     “Computer guy? Ever hear of the Turing Test?”

     “Oh,” Bryan said. “The thing where you interact with a computer that’s so smart and learns so fast that you think it’s human? Yeah, now that you say that. Okay, I’ve heard of him and the movie. He’s gay, right?”

     “Was. He’s very dead. Sara is gay too. I think that may have had something to do with her getting so upset. Anyway, 4:55 or 9:25 show-time. Any preference?”

      “So about two and a half hours or seven? Either works for me. How about you?”

     “Are you hungry?” she asked. “We could eat lunch and go early or eat dinner and go late.”

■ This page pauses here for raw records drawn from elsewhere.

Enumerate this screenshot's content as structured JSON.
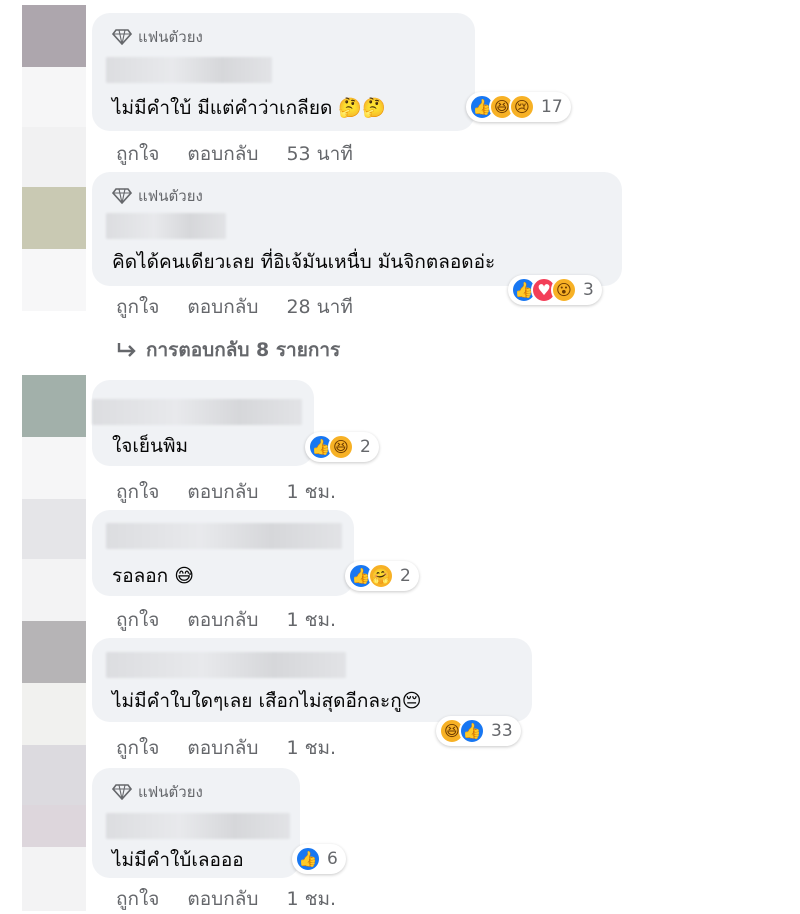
{
  "badge_label": "แฟนตัวยง",
  "actions": {
    "like": "ถูกใจ",
    "reply": "ตอบกลับ"
  },
  "replies_link": "การตอบกลับ 8 รายการ",
  "colors": {
    "bubble": "#f0f2f5",
    "like_blue": "#1877f2",
    "love_red": "#f33e58",
    "haha_yellow": "#f7b125",
    "meta_gray": "#65676b"
  },
  "comments": [
    {
      "text": "ไม่มีคำใบ้ มีแต่คำว่าเกลียด 🤔🤔",
      "time": "53 นาที",
      "reactions": [
        "like",
        "haha",
        "sad"
      ],
      "count": "17"
    },
    {
      "text": "คิดได้คนเดียวเลย ที่อิเจ้มันเหนื่บ มันจิกตลอดอ่ะ",
      "time": "28 นาที",
      "reactions": [
        "like",
        "love",
        "wow"
      ],
      "count": "3"
    },
    {
      "text": "ใจเย็นพิม",
      "time": "1 ชม.",
      "reactions": [
        "like",
        "haha"
      ],
      "count": "2"
    },
    {
      "text": "รอลอก 😅",
      "time": "1 ชม.",
      "reactions": [
        "like",
        "care"
      ],
      "count": "2"
    },
    {
      "text": "ไม่มีคำใบใดๆเลย เสือกไม่สุดอีกละกู😔",
      "time": "1 ชม.",
      "reactions": [
        "haha",
        "like"
      ],
      "count": "33"
    },
    {
      "text": "ไม่มีคำใบ้เลอออ",
      "time": "1 ชม.",
      "reactions": [
        "like"
      ],
      "count": "6"
    }
  ]
}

     “Not really. I just ate. Not that I couldn’t eat again.”

     “There’s a surprise. Bottomless pit is what you are. Okay, how about I eat a little lunch and we can get dinner around eight and then go to the nine twenty five?”

     “Perfect. I’d like to hit the library. Haven’t been in a week. Pat probably thinks I abandoned her.”

     “Right!” Sandy replied. “You said that you knew Pat Struttmann. I know Len.”

     “Yeah, you told me that. Theatre, right?”

     “Yes. Mostly backstage. Takes incredible photos! I saw him in ‘Arsenic and Old Lace’ at that new theater in Francisville I told you about, The Giving Tree?”

     “If you say so. Anyway, I just haven’t been to the library since I met you and I don’t think two days went by in a row that I didn’t stop in this winter.”

     “Sure. That gives us a few spare hours. Have you ever been out to Pinicon Ridge? We could go for a hike.”

     “Over by Central City? Yeah. We camped there with the Scouts. Been years. Like, maybe ten?! That would be cool,” he responded looking through the photo album. “This must be Jon’s parents? He looks a lot like his father, doesn’t he?”

     “Yes. Marty and Peggy. And he has his mother’s spunk. They’re good people. They were devastated by George’s death. Oh, Lord! Don’t read the love letters! At least not with me here. He was rather descriptive at times. Dwelled on certain details. I’m blushing, aren’t I?”

     “Wow. Yes, you are! I have never seen you blush before! I need to read those!”

     “I won’t stop you, but maybe you should wait a few years,” she said. “He really likes detailed writing, if you know what I mean?”

     “All righty then. I think I will take your advice. Why don’t you eat and then we can swing by Aiionwatha on our way to Central City?”

     “Good plan, Bryan. Let’s see what we can cook up.”

     Lunch for Cassie was a snack to Bryan. She opened one of the bags of salad like the one she had brought for dinner the night before and they split that and Sandy added a dozen pecan halves to hers for protein. “Okay,” she said, slipping their dishes in the dishwasher, “I’m ready. I don’t see any reason to bring big blue, do you? We’re for sure coming back here no matter where you spend the night.”

      “Already thinking about sleeping with me, hmm? I like that.”

     “Dream on, lover boy. Just thinking out loud. Hey, I know you work a half day tomorrow but what about class? Do you want to try to get to bed really early and then come to Group with me? If you went to be right after the movie that would be a little more than six hours of sleep. Then you could nap a bit after class if you wanted?”

     “Nap with you or alone?”

     “Nap as in sleep or slap and tickle?”

     “I asked you first,” Bryan said with a smile.

    “And I evaded you second. Maybe. Nap to sleep that is. I’ll have to see what tomorrow brings, but you are welcome here tonight and then I can take you to Group in the morning?”

     “Yeah, that sounds good. I need to show Winnie that I didn’t need five days to recover like he did.”

      “Yes. You are a big strong man. You’re in better shape than a man twice your age.”

    “Haters gotta’ hate. I would love to spend the entire day and night with you regardless of what happens in your bed. I crave your company as much as your bodacious bod. Or almost as much. Depends on the moment.”

     “Better quit while you’re ahead. Let’s go visit your other woman, Marian the librarian.”

     “Pat,” Bryan answered.

     “No. You’re kidding right? The Music Man? It takes place in Shibboleth for goodness sake!”

     “Psych! Got you. Robert Preston. My dad watched that like every year or so because of his mom and Ray. Ray and Mary live in Shibboleth which is Music Man territory.”

     “Hmm. Good one. Let’s go before we have trouble right here in River City, shall we?”